I was surprised that people thought I was describing something exceptional in yesterday’s post. In fact I was merely reporting something completely unexceptional, something that happens every day here. Of course people jumped in to help that old man. New Yorkers are very practical people: If there’s a problem we can solve, we generally prefer just to solve it.
For example, if there is a parent with a baby carriage at the bottom of the subway steps, someone will immediately offer to pick up one end and help carry it to the top. Afterward the volunteer is more than likely to forget that s/he even did it. That’s just the way things work in this city.
My friend Jon pointed out to me today that the misconception that New Yorkers are indifferent might come from the fact that (with so many people in such a small space) people here have a very good B.S. filter. You just know, in much less than a second, when somebody is about to come on to you and pretend they need a handout. You can feel the sense of practice in their pitch, even before they open their mouth.
But a legitimate problem, like this ninety-something year old man needing to get from point A to point B, is a whole different thing.

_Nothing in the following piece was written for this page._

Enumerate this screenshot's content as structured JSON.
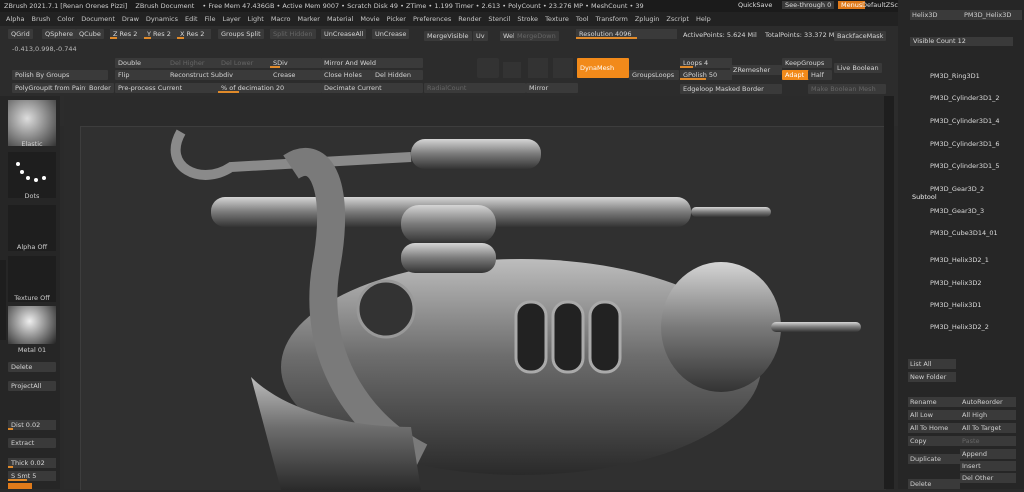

People are actually relieved to be able to do something to help make this town a more manageable place.
I am aware that there are places in the world where jumping in to help an old man get somewhere he needs to go is considered remarkable. But New York City isn’t one of them.